## What to do
Repeat each entry exactly and drop the pictures.

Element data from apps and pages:
■ ■ ■ ■ ■ ■ ■

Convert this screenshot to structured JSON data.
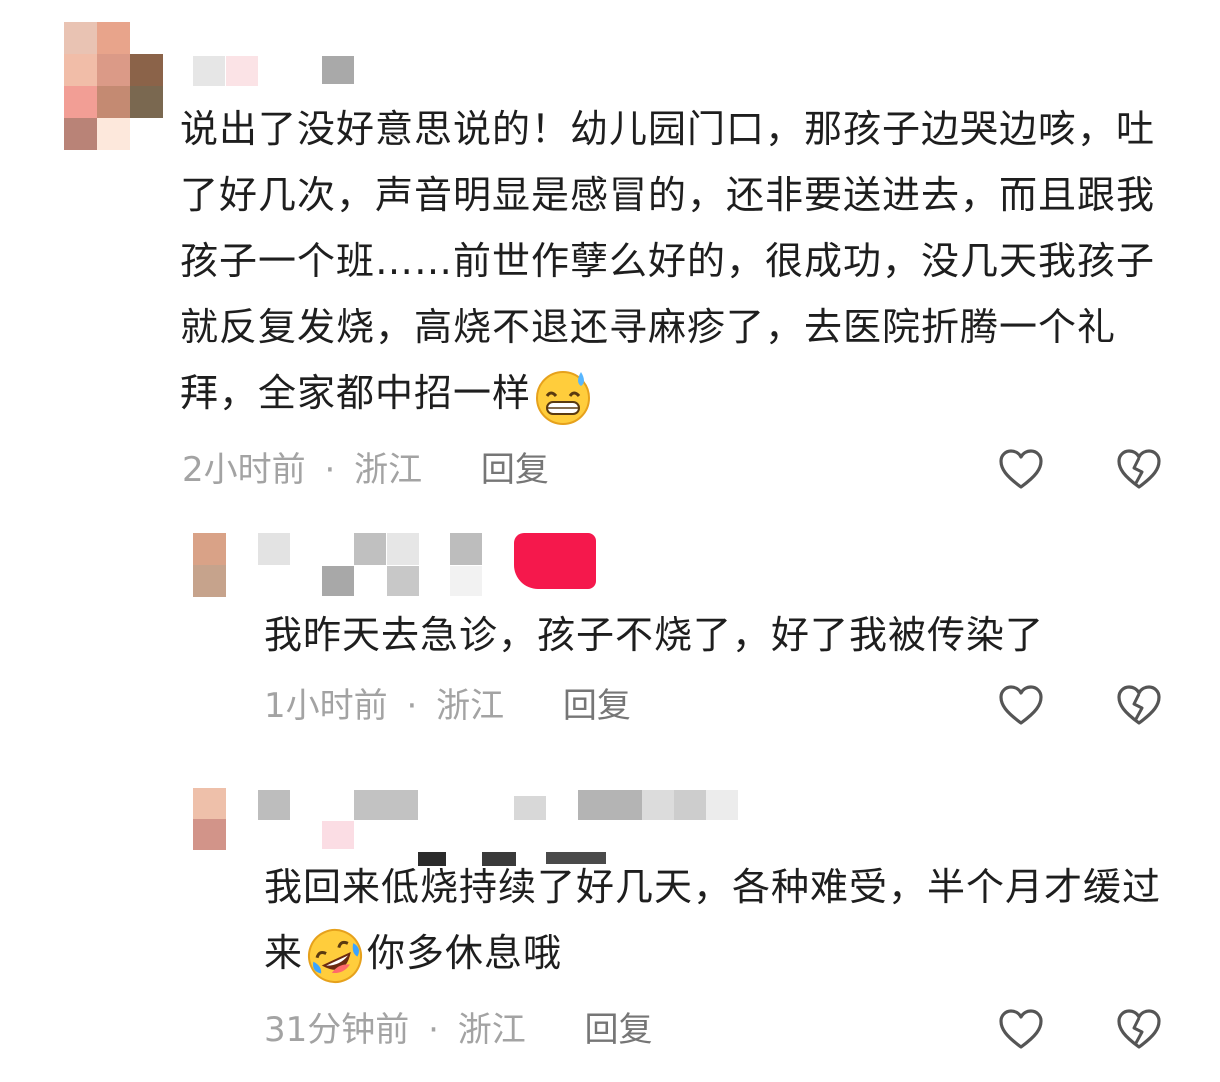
{
  "comments": [
    {
      "text_before": "说出了没好意思说的！幼儿园门口，那孩子边哭边咳，吐了好几次，声音明显是感冒的，还非要送进去，而且跟我孩子一个班……前世作孽么好的，很成功，没几天我孩子就反复发烧，高烧不退还寻麻疹了，去医院折腾一个礼拜，全家都中招一样",
      "emoji": "grin-sweat-icon",
      "text_after": "",
      "time": "2小时前",
      "location": "浙江",
      "reply_label": "回复"
    },
    {
      "text_before": "我昨天去急诊，孩子不烧了，好了我被传染了",
      "time": "1小时前",
      "location": "浙江",
      "reply_label": "回复"
    },
    {
      "text_before": "我回来低烧持续了好几天，各种难受，半个月才缓过来",
      "emoji": "rofl-icon",
      "text_after": "你多休息哦",
      "time": "31分钟前",
      "location": "浙江",
      "reply_label": "回复"
    }
  ],
  "separator": "·",
  "icons": [
    "heart-outline-icon",
    "broken-heart-outline-icon"
  ],
  "colors": {
    "text": "#1e1e1e",
    "meta": "#a3a3a3",
    "reply": "#767676",
    "badge": "#f5184c"
  }
}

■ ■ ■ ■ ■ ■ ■

## Solution for this task
Convert this screenshot to structured JSON data.
{
  "comments": [
    {
      "text_before": "说出了没好意思说的！幼儿园门口，那孩子边哭边咳，吐了好几次，声音明显是感冒的，还非要送进去，而且跟我孩子一个班……前世作孽么好的，很成功，没几天我孩子就反复发烧，高烧不退还寻麻疹了，去医院折腾一个礼拜，全家都中招一样",
      "emoji": "grin-sweat-icon",
      "text_after": "",
      "time": "2小时前",
      "location": "浙江",
      "reply_label": "回复"
    },
    {
      "text_before": "我昨天去急诊，孩子不烧了，好了我被传染了",
      "time": "1小时前",
      "location": "浙江",
      "reply_label": "回复"
    },
    {
      "text_before": "我回来低烧持续了好几天，各种难受，半个月才缓过来",
      "emoji": "rofl-icon",
      "text_after": "你多休息哦",
      "time": "31分钟前",
      "location": "浙江",
      "reply_label": "回复"
    }
  ],
  "separator": "·",
  "icons": [
    "heart-outline-icon",
    "broken-heart-outline-icon"
  ],
  "colors": {
    "text": "#1e1e1e",
    "meta": "#a3a3a3",
    "reply": "#767676",
    "badge": "#f5184c"
  }
}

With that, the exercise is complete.